> _GOAL OF THE EXERCISE_: Across these entries, how many lines contain the word "Subnets"? Answer with only the number.
Top of SUPPLIED ENTRIES
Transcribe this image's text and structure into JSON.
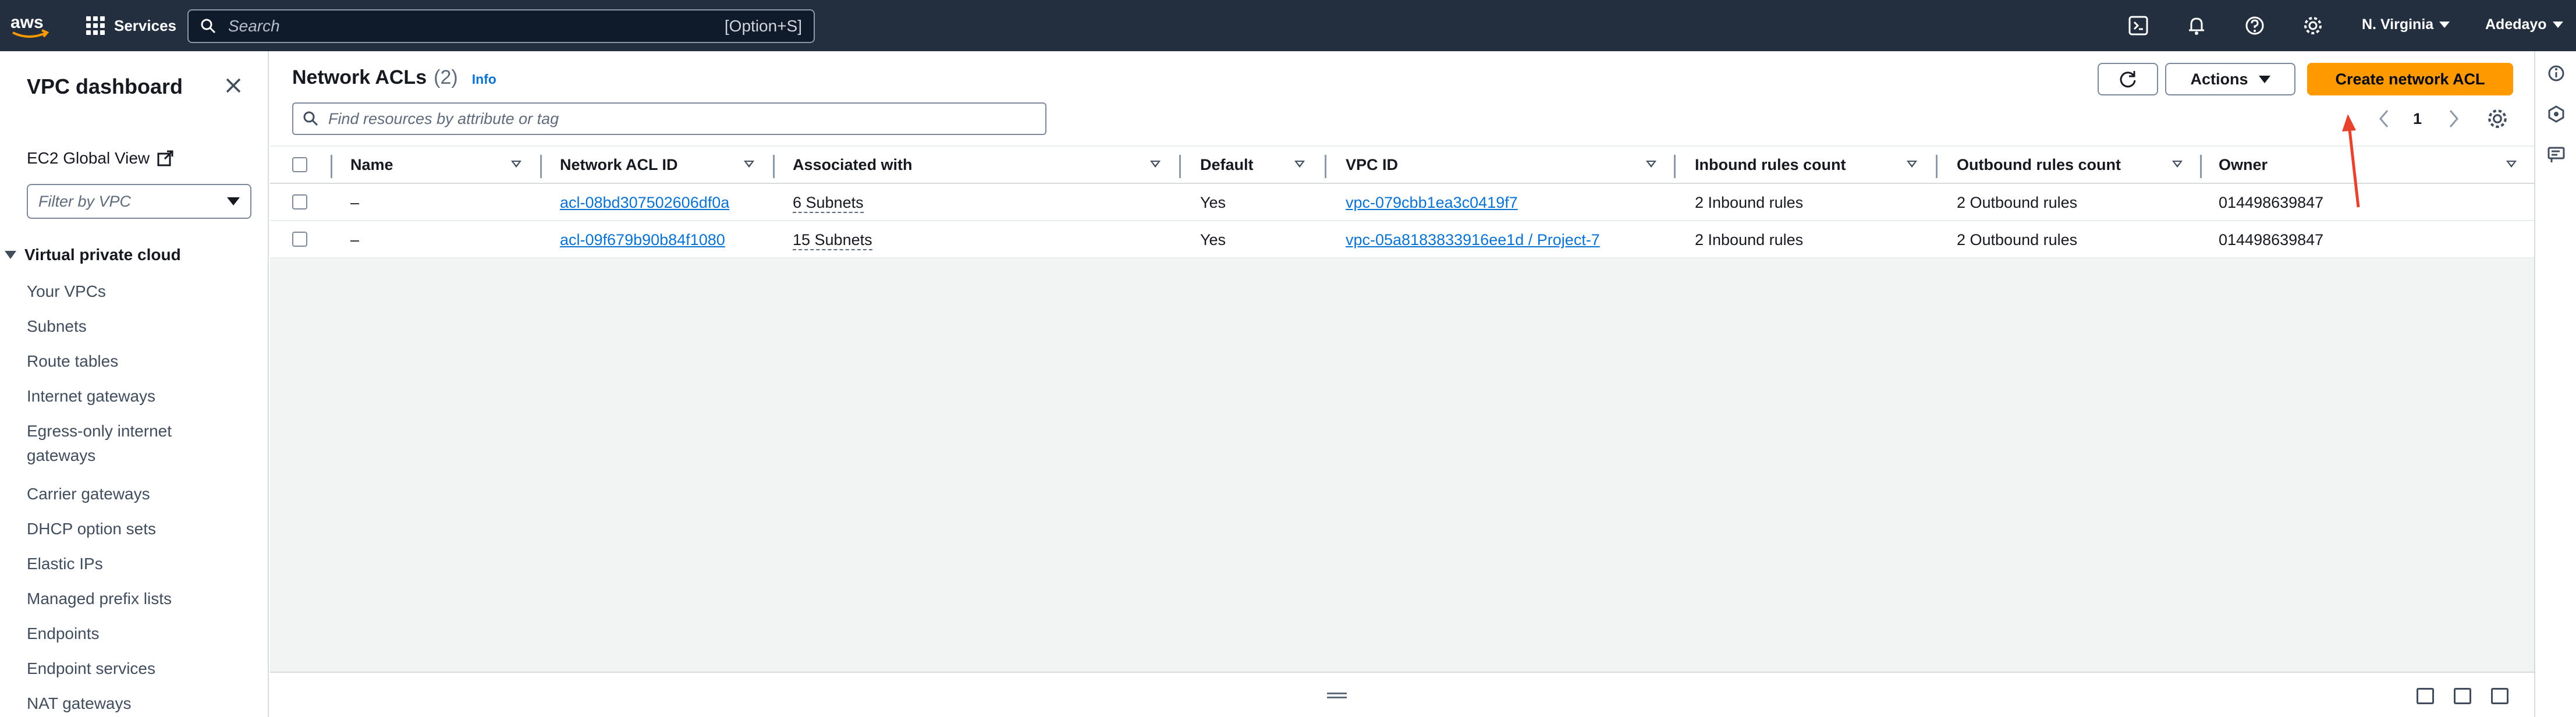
{
  "topbar": {
    "logo_text": "aws",
    "services_label": "Services",
    "search_placeholder": "Search",
    "search_shortcut": "[Option+S]",
    "icons": [
      "cloudshell-icon",
      "bell-icon",
      "help-icon",
      "gear-icon"
    ],
    "region": "N. Virginia",
    "user": "Adedayo"
  },
  "sidebar": {
    "title": "VPC dashboard",
    "ec2_global_view": "EC2 Global View",
    "filter_placeholder": "Filter by VPC",
    "section_label": "Virtual private cloud",
    "items": [
      "Your VPCs",
      "Subnets",
      "Route tables",
      "Internet gateways",
      "Egress-only internet gateways",
      "Carrier gateways",
      "DHCP option sets",
      "Elastic IPs",
      "Managed prefix lists",
      "Endpoints",
      "Endpoint services",
      "NAT gateways"
    ]
  },
  "main": {
    "title": "Network ACLs",
    "count": "(2)",
    "info": "Info",
    "actions_label": "Actions",
    "create_label": "Create network ACL",
    "filter_placeholder": "Find resources by attribute or tag",
    "page_number": "1"
  },
  "table": {
    "columns": [
      "Name",
      "Network ACL ID",
      "Associated with",
      "Default",
      "VPC ID",
      "Inbound rules count",
      "Outbound rules count",
      "Owner"
    ],
    "rows": [
      {
        "name": "–",
        "acl_id": "acl-08bd307502606df0a",
        "associated": "6 Subnets",
        "default": "Yes",
        "vpc_id": "vpc-079cbb1ea3c0419f7",
        "inbound": "2 Inbound rules",
        "outbound": "2 Outbound rules",
        "owner": "014498639847"
      },
      {
        "name": "–",
        "acl_id": "acl-09f679b90b84f1080",
        "associated": "15 Subnets",
        "default": "Yes",
        "vpc_id": "vpc-05a8183833916ee1d / Project-7",
        "inbound": "2 Inbound rules",
        "outbound": "2 Outbound rules",
        "owner": "014498639847"
      }
    ]
  },
  "colors": {
    "topbar": "#232f3e",
    "primary_button": "#ff9900",
    "link": "#0972d3",
    "annotation_arrow": "#e8412c"
  }
}
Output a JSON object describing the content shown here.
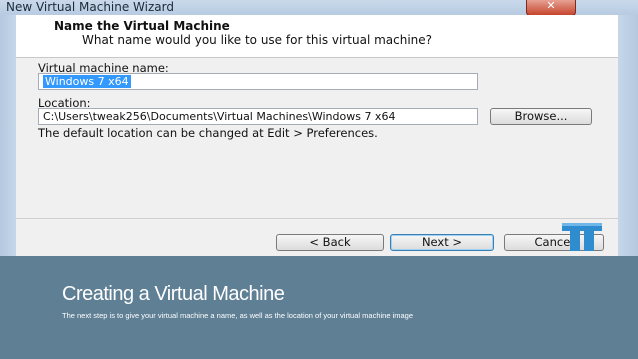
{
  "window": {
    "title": "New Virtual Machine Wizard",
    "close_glyph": "✕"
  },
  "header": {
    "title": "Name the Virtual Machine",
    "subtitle": "What name would you like to use for this virtual machine?"
  },
  "form": {
    "vm_name_label": "Virtual machine name:",
    "vm_name_value": "Windows 7 x64",
    "location_label": "Location:",
    "location_value": "C:\\Users\\tweak256\\Documents\\Virtual Machines\\Windows 7 x64",
    "browse_label": "Browse...",
    "hint": "The default location can be changed at Edit > Preferences."
  },
  "footer": {
    "back_label": "< Back",
    "next_label": "Next >",
    "cancel_label": "Cancel"
  },
  "slide": {
    "title": "Creating a Virtual Machine",
    "subtitle": "The next step is to give your virtual machine a name, as well as the location of your virtual machine image",
    "band_color": "#5f7f95"
  },
  "icons": {
    "logo": "tweaktown-logo-icon"
  }
}
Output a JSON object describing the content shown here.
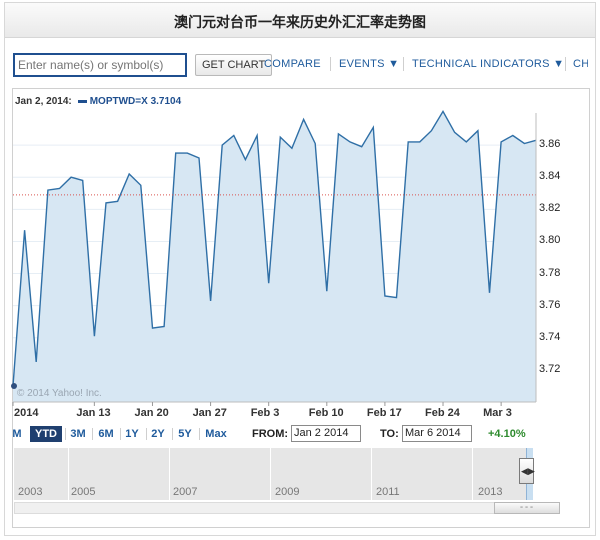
{
  "title": "澳门元对台币一年来历史外汇汇率走势图",
  "toolbar": {
    "input_placeholder": "Enter name(s) or symbol(s)",
    "get_chart_label": "GET CHART",
    "compare_label": "COMPARE",
    "events_label": "EVENTS ▼",
    "indicators_label": "TECHNICAL INDICATORS ▼",
    "cut_label": "CH"
  },
  "readout": {
    "date": "Jan 2, 2014:",
    "symbol": "MOPTWD=X",
    "value": "3.7104"
  },
  "credit": "© 2014 Yahoo! Inc.",
  "range": {
    "buttons": [
      "M",
      "YTD",
      "3M",
      "6M",
      "1Y",
      "2Y",
      "5Y",
      "Max"
    ],
    "selected": "YTD",
    "from_label": "FROM:",
    "from_value": "Jan 2 2014",
    "to_label": "TO:",
    "to_value": "Mar 6 2014",
    "change": "+4.10%"
  },
  "navigator": {
    "years": [
      "2003",
      "2005",
      "2007",
      "2009",
      "2011",
      "2013"
    ]
  },
  "chart_data": {
    "type": "area",
    "title": "",
    "xlabel": "",
    "ylabel": "",
    "ylim": [
      3.7,
      3.88
    ],
    "yticks": [
      "3.72",
      "3.74",
      "3.76",
      "3.78",
      "3.80",
      "3.82",
      "3.84",
      "3.86"
    ],
    "xticks": [
      "2014",
      "Jan 13",
      "Jan 20",
      "Jan 27",
      "Feb 3",
      "Feb 10",
      "Feb 17",
      "Feb 24",
      "Mar 3"
    ],
    "reference_line": 3.829,
    "grid": true,
    "series": [
      {
        "values": [
          3.71,
          3.807,
          3.725,
          3.832,
          3.833,
          3.84,
          3.838,
          3.741,
          3.824,
          3.825,
          3.842,
          3.835,
          3.746,
          3.747,
          3.855,
          3.855,
          3.852,
          3.763,
          3.86,
          3.866,
          3.851,
          3.866,
          3.774,
          3.865,
          3.858,
          3.876,
          3.861,
          3.769,
          3.867,
          3.862,
          3.859,
          3.871,
          3.766,
          3.765,
          3.862,
          3.862,
          3.869,
          3.881,
          3.868,
          3.862,
          3.869,
          3.768,
          3.862,
          3.866,
          3.861,
          3.863
        ]
      }
    ],
    "colors": {
      "line": "#2f6fa6",
      "fill": "#d7e7f3",
      "reference": "#d9534f",
      "grid": "#e6eef5"
    }
  }
}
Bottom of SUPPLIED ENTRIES
> _REPLY_: 3